## What is required
Type out all the records again exactly.

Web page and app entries
----------------

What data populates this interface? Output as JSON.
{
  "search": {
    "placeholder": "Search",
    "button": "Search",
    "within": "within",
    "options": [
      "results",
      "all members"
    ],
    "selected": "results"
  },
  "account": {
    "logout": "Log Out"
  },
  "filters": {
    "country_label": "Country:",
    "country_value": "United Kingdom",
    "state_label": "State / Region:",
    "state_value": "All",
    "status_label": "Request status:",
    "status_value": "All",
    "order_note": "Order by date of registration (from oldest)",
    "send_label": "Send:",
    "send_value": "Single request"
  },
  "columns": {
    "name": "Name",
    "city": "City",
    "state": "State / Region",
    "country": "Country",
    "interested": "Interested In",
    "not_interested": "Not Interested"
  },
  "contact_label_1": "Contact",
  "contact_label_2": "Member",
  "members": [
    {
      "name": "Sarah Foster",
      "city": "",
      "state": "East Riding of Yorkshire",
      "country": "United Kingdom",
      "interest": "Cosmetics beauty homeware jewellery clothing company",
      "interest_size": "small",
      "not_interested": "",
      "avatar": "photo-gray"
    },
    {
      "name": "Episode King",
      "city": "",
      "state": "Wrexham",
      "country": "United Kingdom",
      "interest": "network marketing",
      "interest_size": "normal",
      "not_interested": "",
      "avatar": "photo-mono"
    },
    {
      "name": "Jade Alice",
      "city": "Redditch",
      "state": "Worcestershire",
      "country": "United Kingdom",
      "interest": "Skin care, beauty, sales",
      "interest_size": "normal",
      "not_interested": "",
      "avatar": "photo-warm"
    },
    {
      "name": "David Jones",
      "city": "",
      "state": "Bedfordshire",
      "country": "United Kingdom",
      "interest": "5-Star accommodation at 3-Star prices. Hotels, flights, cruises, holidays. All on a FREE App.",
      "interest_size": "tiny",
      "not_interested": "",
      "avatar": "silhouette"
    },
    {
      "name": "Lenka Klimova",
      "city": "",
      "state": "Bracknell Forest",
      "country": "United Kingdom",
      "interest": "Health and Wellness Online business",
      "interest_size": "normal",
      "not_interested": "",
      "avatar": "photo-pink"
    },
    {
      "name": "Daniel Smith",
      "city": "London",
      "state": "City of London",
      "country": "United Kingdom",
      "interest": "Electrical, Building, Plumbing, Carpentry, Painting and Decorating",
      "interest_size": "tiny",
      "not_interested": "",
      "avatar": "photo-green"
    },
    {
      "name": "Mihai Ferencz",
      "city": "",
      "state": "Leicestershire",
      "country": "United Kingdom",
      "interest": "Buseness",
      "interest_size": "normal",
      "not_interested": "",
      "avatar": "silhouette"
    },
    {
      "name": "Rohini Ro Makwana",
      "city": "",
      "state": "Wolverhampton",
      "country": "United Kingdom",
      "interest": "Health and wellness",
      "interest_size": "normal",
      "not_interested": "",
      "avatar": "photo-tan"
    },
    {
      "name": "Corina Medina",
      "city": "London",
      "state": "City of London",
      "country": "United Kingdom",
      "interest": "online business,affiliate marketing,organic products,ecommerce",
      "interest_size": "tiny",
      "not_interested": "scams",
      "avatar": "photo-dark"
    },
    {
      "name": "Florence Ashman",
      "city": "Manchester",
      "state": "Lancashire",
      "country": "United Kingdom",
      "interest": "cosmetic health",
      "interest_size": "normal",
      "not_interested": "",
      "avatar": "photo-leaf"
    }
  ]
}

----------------

## Answer to this task
What data populates this interface? Output as JSON.
{
  "search": {
    "placeholder": "Search",
    "button": "Search",
    "within": "within",
    "options": [
      "results",
      "all members"
    ],
    "selected": "results"
  },
  "account": {
    "logout": "Log Out"
  },
  "filters": {
    "country_label": "Country:",
    "country_value": "United Kingdom",
    "state_label": "State / Region:",
    "state_value": "All",
    "status_label": "Request status:",
    "status_value": "All",
    "order_note": "Order by date of registration (from oldest)",
    "send_label": "Send:",
    "send_value": "Single request"
  },
  "columns": {
    "name": "Name",
    "city": "City",
    "state": "State / Region",
    "country": "Country",
    "interested": "Interested In",
    "not_interested": "Not Interested"
  },
  "contact_label_1": "Contact",
  "contact_label_2": "Member",
  "members": [
    {
      "name": "Sarah Foster",
      "city": "",
      "state": "East Riding of Yorkshire",
      "country": "United Kingdom",
      "interest": "Cosmetics beauty homeware jewellery clothing company",
      "interest_size": "small",
      "not_interested": "",
      "avatar": "photo-gray"
    },
    {
      "name": "Episode King",
      "city": "",
      "state": "Wrexham",
      "country": "United Kingdom",
      "interest": "network marketing",
      "interest_size": "normal",
      "not_interested": "",
      "avatar": "photo-mono"
    },
    {
      "name": "Jade Alice",
      "city": "Redditch",
      "state": "Worcestershire",
      "country": "United Kingdom",
      "interest": "Skin care, beauty, sales",
      "interest_size": "normal",
      "not_interested": "",
      "avatar": "photo-warm"
    },
    {
      "name": "David Jones",
      "city": "",
      "state": "Bedfordshire",
      "country": "United Kingdom",
      "interest": "5-Star accommodation at 3-Star prices. Hotels, flights, cruises, holidays. All on a FREE App.",
      "interest_size": "tiny",
      "not_interested": "",
      "avatar": "silhouette"
    },
    {
      "name": "Lenka Klimova",
      "city": "",
      "state": "Bracknell Forest",
      "country": "United Kingdom",
      "interest": "Health and Wellness Online business",
      "interest_size": "normal",
      "not_interested": "",
      "avatar": "photo-pink"
    },
    {
      "name": "Daniel Smith",
      "city": "London",
      "state": "City of London",
      "country": "United Kingdom",
      "interest": "Electrical, Building, Plumbing, Carpentry, Painting and Decorating",
      "interest_size": "tiny",
      "not_interested": "",
      "avatar": "photo-green"
    },
    {
      "name": "Mihai Ferencz",
      "city": "",
      "state": "Leicestershire",
      "country": "United Kingdom",
      "interest": "Buseness",
      "interest_size": "normal",
      "not_interested": "",
      "avatar": "silhouette"
    },
    {
      "name": "Rohini Ro Makwana",
      "city": "",
      "state": "Wolverhampton",
      "country": "United Kingdom",
      "interest": "Health and wellness",
      "interest_size": "normal",
      "not_interested": "",
      "avatar": "photo-tan"
    },
    {
      "name": "Corina Medina",
      "city": "London",
      "state": "City of London",
      "country": "United Kingdom",
      "interest": "online business,affiliate marketing,organic products,ecommerce",
      "interest_size": "tiny",
      "not_interested": "scams",
      "avatar": "photo-dark"
    },
    {
      "name": "Florence Ashman",
      "city": "Manchester",
      "state": "Lancashire",
      "country": "United Kingdom",
      "interest": "cosmetic health",
      "interest_size": "normal",
      "not_interested": "",
      "avatar": "photo-leaf"
    }
  ]
}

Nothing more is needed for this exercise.